> **Material provided**:
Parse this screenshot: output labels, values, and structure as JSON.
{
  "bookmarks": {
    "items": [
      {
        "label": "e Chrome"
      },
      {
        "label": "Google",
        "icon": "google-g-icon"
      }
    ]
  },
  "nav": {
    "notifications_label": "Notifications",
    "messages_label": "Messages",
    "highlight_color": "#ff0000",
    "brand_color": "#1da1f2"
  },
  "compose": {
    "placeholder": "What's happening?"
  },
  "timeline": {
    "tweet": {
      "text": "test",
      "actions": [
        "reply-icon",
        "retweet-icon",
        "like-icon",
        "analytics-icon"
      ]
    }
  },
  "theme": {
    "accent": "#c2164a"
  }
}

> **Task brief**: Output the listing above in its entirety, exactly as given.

> **Result**:
Parse this screenshot: output labels, values, and structure as JSON.
{
  "bookmarks": {
    "items": [
      {
        "label": "e Chrome"
      },
      {
        "label": "Google",
        "icon": "google-g-icon"
      }
    ]
  },
  "nav": {
    "notifications_label": "Notifications",
    "messages_label": "Messages",
    "highlight_color": "#ff0000",
    "brand_color": "#1da1f2"
  },
  "compose": {
    "placeholder": "What's happening?"
  },
  "timeline": {
    "tweet": {
      "text": "test",
      "actions": [
        "reply-icon",
        "retweet-icon",
        "like-icon",
        "analytics-icon"
      ]
    }
  },
  "theme": {
    "accent": "#c2164a"
  }
}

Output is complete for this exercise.